Microsoft said yesterday that its new Chrome-based Edge browser improves browser security and reliability by using a multi-process architecture. Microsoft claims that this architecture significantly reduces the amount of memory and CPU required for its browsers. For some time now, we’ve known that Google Chrome is considered one of the biggest memory occupiers, especially on Windows 10 PCs. Since the new Microsoft Edge is based on the same Chrome engine, the company hopes to avoid its browser moving in the same direction.
In a lengthy blog post published yesterday, Microsoft and Microsoft Edge discussed the multi-process architecture in detail. The company explains how Microsoft Edge uses system resources and points to some of the key benefits of multi-process architecture.
More specifically, Microsoft Edge browsers are divided into different processes, all of which together provide users with a customized browsing experience. The list of processes includes browser processes, renderer processes, GPU processes, utility processes, crashpad handler processes, and plug-in and extension processes.
Below is an example of a browser with four tabs open and two extensions open, showing the browser process in a single browser window.
While the first benefit of this multi-process architecture is low resource usage, it also improves security, reliability, and resource recovery accuracy in resource use. This should be a rather notable achievement, especially for those who spend most of their waking hours staring at the screen.

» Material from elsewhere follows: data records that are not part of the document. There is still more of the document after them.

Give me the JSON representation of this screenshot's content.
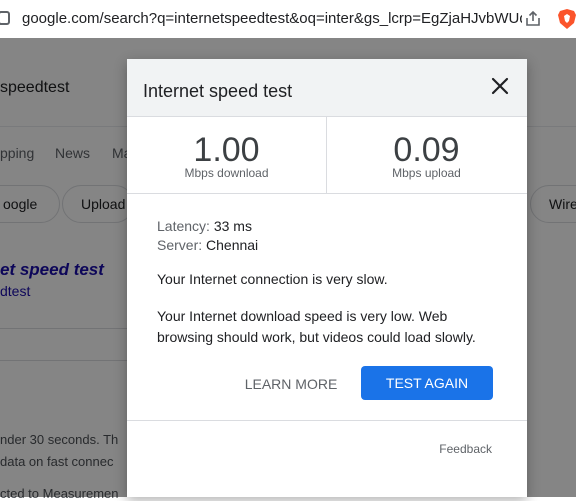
{
  "browser": {
    "url": "google.com/search?q=internetspeedtest&oq=inter&gs_lcrp=EgZjaHJvbWUqB..."
  },
  "background": {
    "query": "speedtest",
    "tabs": [
      "pping",
      "News",
      "Ma"
    ],
    "chips": [
      "oogle",
      "Upload",
      "Wire"
    ],
    "result_title": "et speed test",
    "result_sub": "dtest",
    "desc_lines": [
      "nder 30 seconds. Th",
      "data on fast connec",
      "cted to Measuremen"
    ]
  },
  "dialog": {
    "title": "Internet speed test",
    "download": {
      "value": "1.00",
      "unit": "Mbps download"
    },
    "upload": {
      "value": "0.09",
      "unit": "Mbps upload"
    },
    "latency_label": "Latency:",
    "latency_value": "33 ms",
    "server_label": "Server:",
    "server_value": "Chennai",
    "message1": "Your Internet connection is very slow.",
    "message2": "Your Internet download speed is very low. Web browsing should work, but videos could load slowly.",
    "learn_more": "LEARN MORE",
    "test_again": "TEST AGAIN",
    "feedback": "Feedback"
  },
  "colors": {
    "accent": "#1a73e8",
    "header_bg": "#f1f3f4",
    "overlay": "rgba(0,0,0,0.48)"
  }
}
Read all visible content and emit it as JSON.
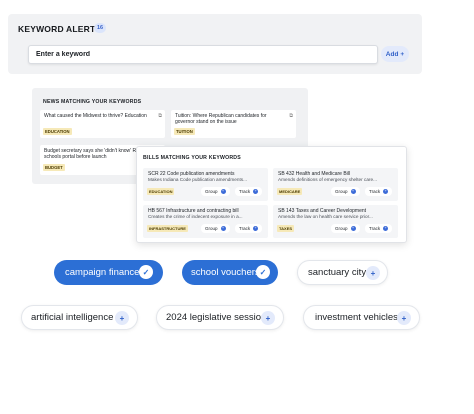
{
  "keyword_alerts": {
    "title": "KEYWORD ALERTS",
    "count": "16",
    "input_placeholder": "Enter a keyword",
    "add_label": "Add",
    "add_icon": "+"
  },
  "news": {
    "title": "NEWS MATCHING YOUR KEYWORDS",
    "items": [
      {
        "headline": "What caused the Midwest to thrive? Education",
        "tag": "EDUCATION"
      },
      {
        "headline": "Tuition: Where Republican candidates for governor stand on the issue",
        "tag": "TUITION"
      },
      {
        "headline": "Budget secretary says she 'didn't know' Rokita's schools portal before launch",
        "tag": "BUDGET"
      }
    ]
  },
  "bills": {
    "title": "BILLS MATCHING YOUR KEYWORDS",
    "group_label": "Group",
    "track_label": "Track",
    "items": [
      {
        "title": "SCR 22  Code publication amendments",
        "desc": "Makes Indiana Code publication amendments...",
        "tag": "EDUCATION"
      },
      {
        "title": "SB 432  Health and Medicare Bill",
        "desc": "Amends definitions of emergency shelter care...",
        "tag": "MEDICARE"
      },
      {
        "title": "HB 567  Infrastructure and contracting bill",
        "desc": "Creates the crime of indecent exposure in a...",
        "tag": "INFRASTRUCTURE"
      },
      {
        "title": "SB 143  Taxes and Career Development",
        "desc": "Amends the law on health care service prior...",
        "tag": "TAXES"
      }
    ]
  },
  "chips": [
    {
      "label": "campaign finance",
      "selected": true
    },
    {
      "label": "school vouchers",
      "selected": true
    },
    {
      "label": "sanctuary city",
      "selected": false
    },
    {
      "label": "artificial intelligence",
      "selected": false
    },
    {
      "label": "2024 legislative session",
      "selected": false
    },
    {
      "label": "investment vehicles",
      "selected": false
    }
  ],
  "icons": {
    "check": "check-icon",
    "plus": "plus-icon"
  },
  "colors": {
    "accent": "#2c6fd5",
    "tag_bg": "#f6e9b8",
    "panel_bg": "#f0f1f3"
  }
}
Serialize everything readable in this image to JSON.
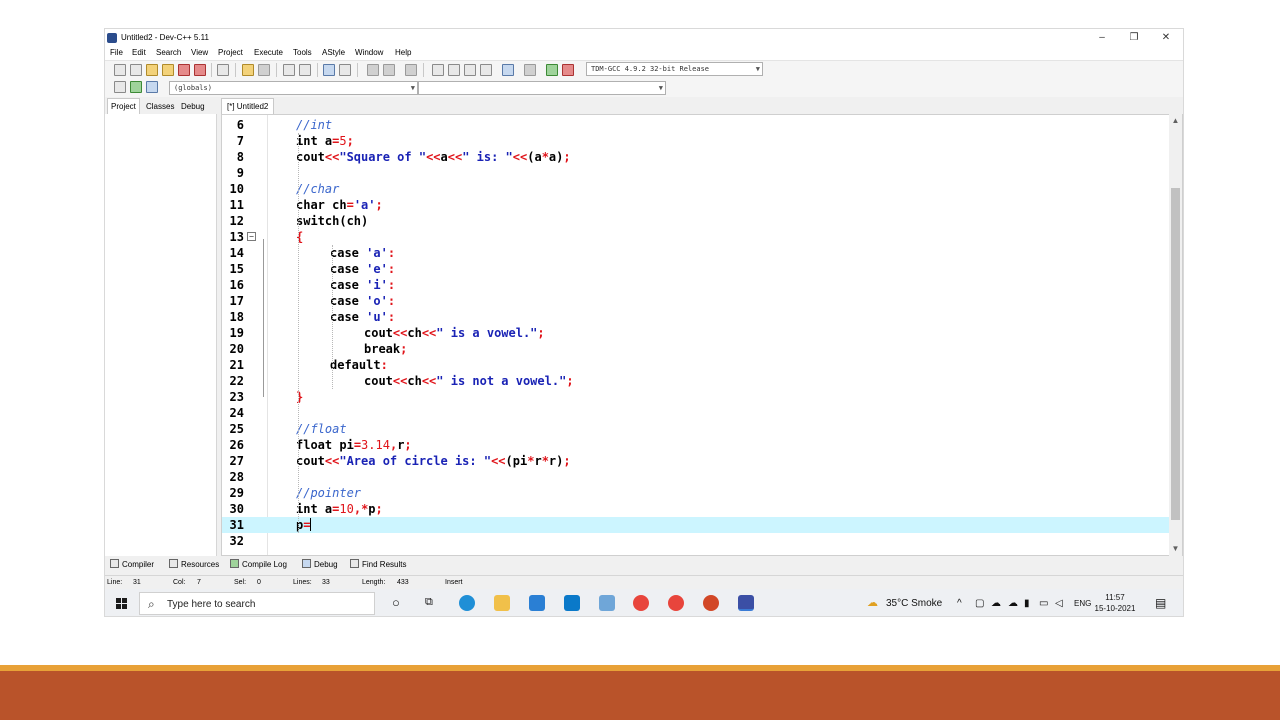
{
  "window": {
    "title": "Untitled2 - Dev-C++ 5.11",
    "minimize": "–",
    "restore": "❐",
    "close": "✕"
  },
  "menu": [
    "File",
    "Edit",
    "Search",
    "View",
    "Project",
    "Execute",
    "Tools",
    "AStyle",
    "Window",
    "Help"
  ],
  "toolbar": {
    "compiler_select": "TDM-GCC 4.9.2 32-bit Release",
    "globals_select": "(globals)"
  },
  "left_tabs": [
    "Project",
    "Classes",
    "Debug"
  ],
  "editor_tab": "[*] Untitled2",
  "code_lines": [
    {
      "n": "6"
    },
    {
      "n": "7"
    },
    {
      "n": "8"
    },
    {
      "n": "9"
    },
    {
      "n": "10"
    },
    {
      "n": "11"
    },
    {
      "n": "12"
    },
    {
      "n": "13"
    },
    {
      "n": "14"
    },
    {
      "n": "15"
    },
    {
      "n": "16"
    },
    {
      "n": "17"
    },
    {
      "n": "18"
    },
    {
      "n": "19"
    },
    {
      "n": "20"
    },
    {
      "n": "21"
    },
    {
      "n": "22"
    },
    {
      "n": "23"
    },
    {
      "n": "24"
    },
    {
      "n": "25"
    },
    {
      "n": "26"
    },
    {
      "n": "27"
    },
    {
      "n": "28"
    },
    {
      "n": "29"
    },
    {
      "n": "30"
    },
    {
      "n": "31"
    },
    {
      "n": "32"
    }
  ],
  "code": {
    "l6": "//int",
    "l7_kw": "int",
    "l7_a": " a",
    "l7_eq": "=",
    "l7_num": "5",
    "l7_semi": ";",
    "l8_fn": "cout",
    "l8_op1": "<<",
    "l8_str1": "\"Square of \"",
    "l8_op2": "<<",
    "l8_a": "a",
    "l8_op3": "<<",
    "l8_str2": "\" is: \"",
    "l8_op4": "<<",
    "l8_p": "(a",
    "l8_mul": "*",
    "l8_p2": "a)",
    "l8_semi": ";",
    "l10": "//char",
    "l11_kw": "char",
    "l11_rest": " ch",
    "l11_eq": "=",
    "l11_str": "'a'",
    "l11_semi": ";",
    "l12_kw": "switch",
    "l12_rest": "(ch)",
    "l13": "{",
    "case_kw": "case",
    "l14": "'a'",
    "l15": "'e'",
    "l16": "'i'",
    "l17": "'o'",
    "l18": "'u'",
    "colon": ":",
    "l19_fn": "cout",
    "l19_op1": "<<",
    "l19_ch": "ch",
    "l19_op2": "<<",
    "l19_str": "\" is a vowel.\"",
    "l19_semi": ";",
    "l20_kw": "break",
    "l20_semi": ";",
    "l21_kw": "default",
    "l21_colon": ":",
    "l22_fn": "cout",
    "l22_op1": "<<",
    "l22_ch": "ch",
    "l22_op2": "<<",
    "l22_str": "\" is not a vowel.\"",
    "l22_semi": ";",
    "l23": "}",
    "l25": "//float",
    "l26_kw": "float",
    "l26_a": " pi",
    "l26_eq": "=",
    "l26_num": "3.14",
    "l26_comma": ",",
    "l26_r": "r",
    "l26_semi": ";",
    "l27_fn": "cout",
    "l27_op1": "<<",
    "l27_str": "\"Area of circle is: \"",
    "l27_op2": "<<",
    "l27_p": "(pi",
    "l27_mul": "*",
    "l27_r": "r",
    "l27_mul2": "*",
    "l27_r2": "r)",
    "l27_semi": ";",
    "l29": "//pointer",
    "l30_kw": "int",
    "l30_a": " a",
    "l30_eq": "=",
    "l30_num": "10",
    "l30_comma": ",",
    "l30_star": "*",
    "l30_p": "p",
    "l30_semi": ";",
    "l31_p": "p",
    "l31_eq": "="
  },
  "bottom_tabs": [
    "Compiler",
    "Resources",
    "Compile Log",
    "Debug",
    "Find Results"
  ],
  "status": {
    "line_label": "Line:",
    "line": "31",
    "col_label": "Col:",
    "col": "7",
    "sel_label": "Sel:",
    "sel": "0",
    "lines_label": "Lines:",
    "lines": "33",
    "length_label": "Length:",
    "length": "433",
    "mode": "Insert"
  },
  "taskbar": {
    "search_placeholder": "Type here to search",
    "weather": "35°C  Smoke",
    "lang": "ENG",
    "time": "11:57",
    "date": "15-10-2021"
  },
  "colors": {
    "current_line": "#ccf5ff",
    "keyword": "#000000",
    "comment": "#3a66cc",
    "string": "#1a23b5",
    "number_symbol": "#e0141a",
    "footer": "#b9532a",
    "footer_stripe": "#e8a137"
  }
}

Microsoft is also continuing to work to reduce the memory and CPU power required by browsers. “These solutions include providing information to website and extension developers, helping them use fewer resources, and helping users understand how their browsing habits affect the use of Microsoft Edge’s resources.” The company explained.